• _WHAT TO WORK ON_: The required output is the exact sequence of lines from the line holding "Enumerate this screenshot's" to the end of the records, inclusive.

• _LISTED ENTRIES_:
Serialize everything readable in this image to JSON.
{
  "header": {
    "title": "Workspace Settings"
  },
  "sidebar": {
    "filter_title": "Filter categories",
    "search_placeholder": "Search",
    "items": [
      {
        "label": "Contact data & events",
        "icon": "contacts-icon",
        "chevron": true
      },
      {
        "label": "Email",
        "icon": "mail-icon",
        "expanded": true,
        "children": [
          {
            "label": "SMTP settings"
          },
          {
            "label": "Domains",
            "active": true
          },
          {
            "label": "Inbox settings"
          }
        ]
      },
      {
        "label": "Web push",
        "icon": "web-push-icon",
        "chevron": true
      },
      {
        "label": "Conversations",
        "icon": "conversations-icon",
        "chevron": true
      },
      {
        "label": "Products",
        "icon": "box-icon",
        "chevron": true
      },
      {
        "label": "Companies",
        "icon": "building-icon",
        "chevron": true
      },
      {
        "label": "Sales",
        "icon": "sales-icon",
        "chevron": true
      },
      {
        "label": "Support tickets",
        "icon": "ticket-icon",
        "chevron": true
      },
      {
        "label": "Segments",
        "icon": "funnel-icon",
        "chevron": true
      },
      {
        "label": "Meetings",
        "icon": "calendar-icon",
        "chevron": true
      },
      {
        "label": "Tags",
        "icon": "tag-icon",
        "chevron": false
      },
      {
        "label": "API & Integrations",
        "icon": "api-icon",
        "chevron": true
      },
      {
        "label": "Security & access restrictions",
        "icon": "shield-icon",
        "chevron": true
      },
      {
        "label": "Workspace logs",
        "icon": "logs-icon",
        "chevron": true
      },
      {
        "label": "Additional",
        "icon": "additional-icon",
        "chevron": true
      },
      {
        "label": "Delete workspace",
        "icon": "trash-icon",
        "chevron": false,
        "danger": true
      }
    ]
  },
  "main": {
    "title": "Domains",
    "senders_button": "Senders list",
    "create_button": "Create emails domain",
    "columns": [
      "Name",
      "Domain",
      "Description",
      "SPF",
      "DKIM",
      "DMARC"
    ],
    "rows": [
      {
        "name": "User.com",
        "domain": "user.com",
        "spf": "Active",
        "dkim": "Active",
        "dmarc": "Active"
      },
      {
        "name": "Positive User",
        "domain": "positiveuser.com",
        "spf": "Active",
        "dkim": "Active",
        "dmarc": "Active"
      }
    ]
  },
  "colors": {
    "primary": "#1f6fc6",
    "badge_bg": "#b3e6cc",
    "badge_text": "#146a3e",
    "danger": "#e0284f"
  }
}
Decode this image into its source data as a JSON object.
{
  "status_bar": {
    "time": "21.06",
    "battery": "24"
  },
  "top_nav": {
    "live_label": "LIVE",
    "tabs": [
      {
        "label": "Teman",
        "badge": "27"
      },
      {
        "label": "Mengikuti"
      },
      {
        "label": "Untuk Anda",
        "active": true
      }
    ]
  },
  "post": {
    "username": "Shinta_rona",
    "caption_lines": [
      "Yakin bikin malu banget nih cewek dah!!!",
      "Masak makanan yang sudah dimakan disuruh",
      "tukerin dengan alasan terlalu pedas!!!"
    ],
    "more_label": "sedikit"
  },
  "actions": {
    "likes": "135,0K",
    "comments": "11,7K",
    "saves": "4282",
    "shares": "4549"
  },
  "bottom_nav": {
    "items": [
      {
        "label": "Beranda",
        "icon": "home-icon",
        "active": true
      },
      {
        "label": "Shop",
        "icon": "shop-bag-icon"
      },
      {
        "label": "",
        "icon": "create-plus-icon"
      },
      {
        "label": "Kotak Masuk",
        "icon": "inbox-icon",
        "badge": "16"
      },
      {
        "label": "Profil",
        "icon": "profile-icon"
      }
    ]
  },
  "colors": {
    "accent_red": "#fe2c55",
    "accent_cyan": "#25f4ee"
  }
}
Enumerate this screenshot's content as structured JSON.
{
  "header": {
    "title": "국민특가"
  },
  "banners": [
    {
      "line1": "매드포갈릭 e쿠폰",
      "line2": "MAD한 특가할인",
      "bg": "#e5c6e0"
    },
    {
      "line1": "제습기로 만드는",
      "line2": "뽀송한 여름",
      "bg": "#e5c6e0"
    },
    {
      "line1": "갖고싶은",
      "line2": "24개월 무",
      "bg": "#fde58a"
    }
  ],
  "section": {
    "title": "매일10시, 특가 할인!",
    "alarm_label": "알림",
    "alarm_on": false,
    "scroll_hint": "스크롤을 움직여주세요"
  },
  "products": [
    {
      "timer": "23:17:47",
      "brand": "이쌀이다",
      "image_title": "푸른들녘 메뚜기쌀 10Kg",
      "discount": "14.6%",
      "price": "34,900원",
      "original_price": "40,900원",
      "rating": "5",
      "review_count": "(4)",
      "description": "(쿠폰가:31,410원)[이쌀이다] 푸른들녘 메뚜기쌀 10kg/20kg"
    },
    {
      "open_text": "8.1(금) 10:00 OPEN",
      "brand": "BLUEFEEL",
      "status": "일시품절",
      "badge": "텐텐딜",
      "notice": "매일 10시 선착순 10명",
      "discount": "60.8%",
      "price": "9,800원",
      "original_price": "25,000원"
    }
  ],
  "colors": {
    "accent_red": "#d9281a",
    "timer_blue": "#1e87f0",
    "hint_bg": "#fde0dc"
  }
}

• _RESULT OF THIS TASK_:
Enumerate this screenshot's content as structured JSON.
{
  "header": {
    "title": "국민특가"
  },
  "banners": [
    {
      "line1": "매드포갈릭 e쿠폰",
      "line2": "MAD한 특가할인",
      "bg": "#e5c6e0"
    },
    {
      "line1": "제습기로 만드는",
      "line2": "뽀송한 여름",
      "bg": "#e5c6e0"
    },
    {
      "line1": "갖고싶은",
      "line2": "24개월 무",
      "bg": "#fde58a"
    }
  ],
  "section": {
    "title": "매일10시, 특가 할인!",
    "alarm_label": "알림",
    "alarm_on": false,
    "scroll_hint": "스크롤을 움직여주세요"
  },
  "products": [
    {
      "timer": "23:17:47",
      "brand": "이쌀이다",
      "image_title": "푸른들녘 메뚜기쌀 10Kg",
      "discount": "14.6%",
      "price": "34,900원",
      "original_price": "40,900원",
      "rating": "5",
      "review_count": "(4)",
      "description": "(쿠폰가:31,410원)[이쌀이다] 푸른들녘 메뚜기쌀 10kg/20kg"
    },
    {
      "open_text": "8.1(금) 10:00 OPEN",
      "brand": "BLUEFEEL",
      "status": "일시품절",
      "badge": "텐텐딜",
      "notice": "매일 10시 선착순 10명",
      "discount": "60.8%",
      "price": "9,800원",
      "original_price": "25,000원"
    }
  ],
  "colors": {
    "accent_red": "#d9281a",
    "timer_blue": "#1e87f0",
    "hint_bg": "#fde0dc"
  }
}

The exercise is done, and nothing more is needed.